Oscar rewarded reality in its screenwriting trophies, with nods for two gritty dramas that center on searing portrayals of topical issues.
Mark Boal took the original screenplay trophy for “The Hurt Locker” and Geoffrey Fletcher won the adapted category for “Precious,” based on the novel “Push” by Sapphire.
Boal, who wrote 17 drafts before completing the final “Hurt Locker” script, topped the scribes for “Inglourious Basterds,” “The Messenger,” “A Serious Man” and “Up.” Fletcher, the first black screenwriter to win an Oscar, topped scripts for “An Education,” “District 9,” “In the Loop” and “Up in the Air.”
The Oscar win represents the culmination of a six-year journey for Boal, who was embedded with bomb-defusing squads in Iraq when he began work on the project, which first emerged as a 2005 Playboy magazine article.
In his acceptance speech Sunday, the screenwriter-producer thanked director Kathryn Bigelow and dedicated his Oscar to “the 115,000 who are still in Iraq, the 120,000 in Afghanistan and the more than 30,000 wounded and 4,000 who have not made it home.” In earlier remarks, he also singled out Bigelow for backing “an unpopular story about an unpopular war that has now lasted twice as long as WWII with no end in sight.”
Boal has noted that during the pic’s filming in Jordan, there were no notes or interference from financers on “The Hurt Locker,” which cost under $20 million — allowing Bigelow to make a film aligned with Boal’s vision.
“It’s a movie no one wanted to make except for her,” Boal said last month upon receiving the WGA award.
Boal has contended that the characters in the film are composites created from dozens of real-life soldiers.
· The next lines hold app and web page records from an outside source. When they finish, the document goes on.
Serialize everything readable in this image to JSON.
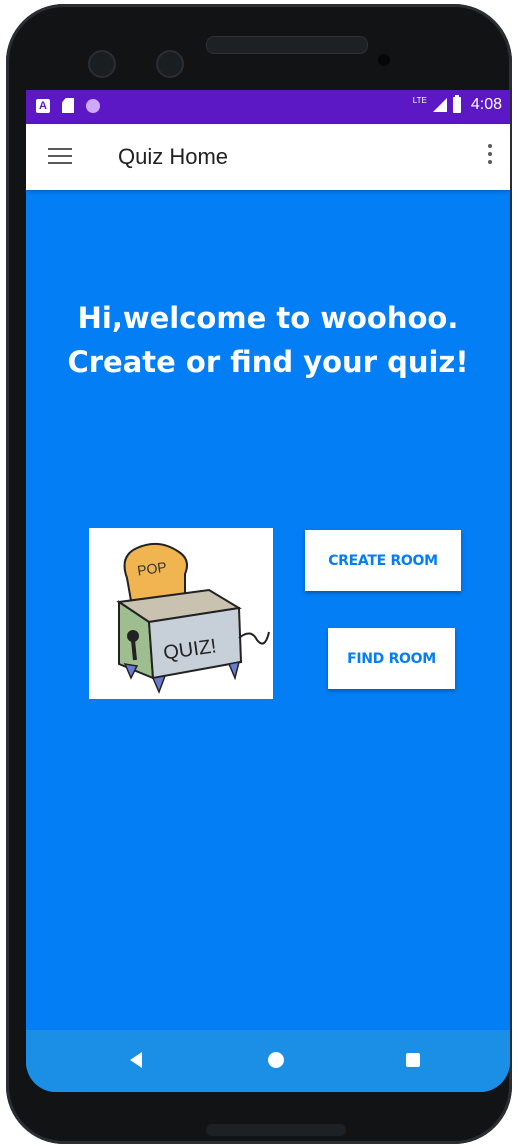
{
  "status_bar": {
    "time": "4:08",
    "network": "LTE",
    "bg_color": "#5b18c4",
    "notification_icons": [
      "a-badge-icon",
      "sd-card-icon",
      "circle-notification-icon"
    ]
  },
  "app_bar": {
    "title": "Quiz Home",
    "menu_icon": "hamburger-menu-icon",
    "overflow_icon": "more-vert-icon"
  },
  "main": {
    "welcome_line1": "Hi,welcome to woohoo.",
    "welcome_line2": "Create or find your quiz!",
    "background_color": "#037ef5",
    "illustration": {
      "label_top": "POP",
      "label_body": "QUIZ!"
    },
    "create_button_label": "CREATE ROOM",
    "find_button_label": "FIND ROOM"
  },
  "nav_bar": {
    "back_icon": "back-triangle-icon",
    "home_icon": "home-circle-icon",
    "recents_icon": "recents-square-icon"
  }
}
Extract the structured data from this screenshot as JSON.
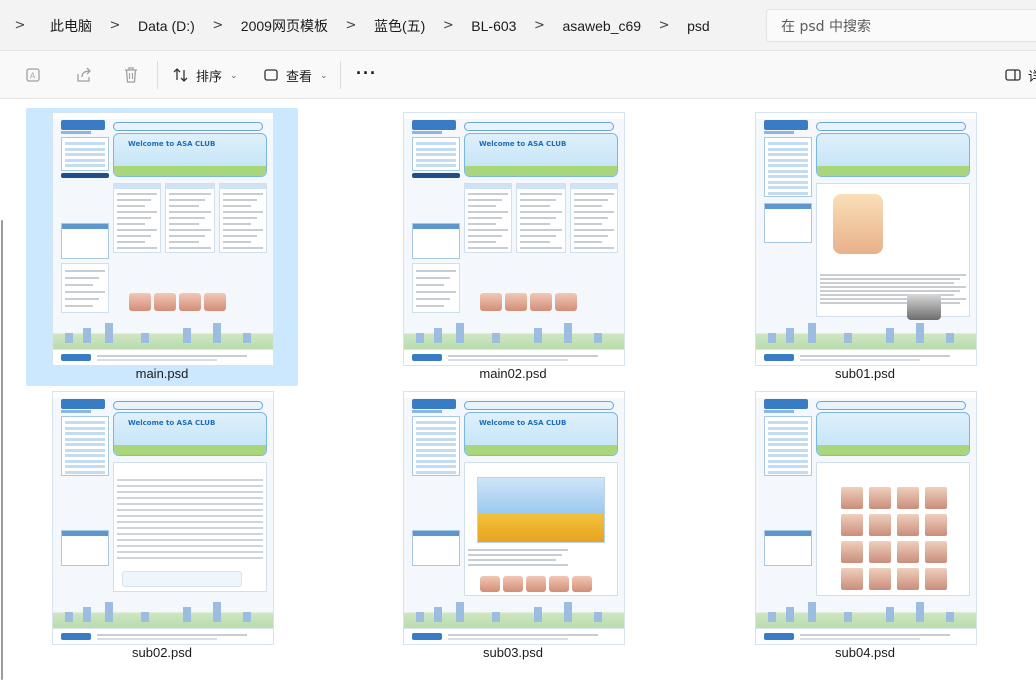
{
  "address": {
    "segments": [
      "此电脑",
      "Data (D:)",
      "2009网页模板",
      "蓝色(五)",
      "BL-603",
      "asaweb_c69",
      "psd"
    ],
    "search_placeholder": "在 psd 中搜索"
  },
  "toolbar": {
    "sort_label": "排序",
    "view_label": "查看",
    "more_label": "···",
    "details_label": "详"
  },
  "files": [
    {
      "name": "main.psd",
      "selected": true
    },
    {
      "name": "main02.psd",
      "selected": false
    },
    {
      "name": "sub01.psd",
      "selected": false
    },
    {
      "name": "sub02.psd",
      "selected": false
    },
    {
      "name": "sub03.psd",
      "selected": false
    },
    {
      "name": "sub04.psd",
      "selected": false
    }
  ],
  "thumb_text": {
    "welcome": "Welcome to ASA CLUB"
  },
  "colors": {
    "selection": "#cce8ff",
    "accent": "#3a7cc4"
  }
}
But controversy arose recently over some of the elements portrayed in the story, with a lawsuit filed last week by Master Sgt. Jeffrey S. Sarver, who was with the Explosive Ordnance Disposal unit in which Boal was embedded and who alleged that he’d been misrepresented. Summit has denied the allegations.
As for “Precious,” its Oscar represented the night’s first surprise, with most trackers having pegged “Up in the Air” as the frontrunner, particularly since “Up in the Air” had triumphed two weeks ago at the WGA awards.
“Precious” was the first produced screenplay for Fletcher, who wrote more than a dozen scripts before “Precious” director Lee Daniels asked him to adapt Sapphire’s novel. It was an effort that won Fletcher plaudits for laying out an unsparing and forceful story about an abused Harlem teenager.
In his brief acceptance speech, Fletcher teared up several times. He opened by saying, “I don’t know what to say. This is for everybody who works on a dream every day — precious boys and girls everywhere.”
Fletcher thanked the “Precious” team, his parents and brothers before concluding, “I’m sorry I’m doing a blank right now but I thank you everyone.”
Fletcher was only the third black screenwriter to be nominated in the adapted category, following Lonne Elder for “Sounder” in 1972 and Charles Fuller for “A Soldier’s Story.” Previous black nominees in the original screenplay category were Suzanne de Passe for “Lady Sings the Blues,” Spike Lee for “Do the Right thing” and John Singleton for “Boyz ‘N the Hood.”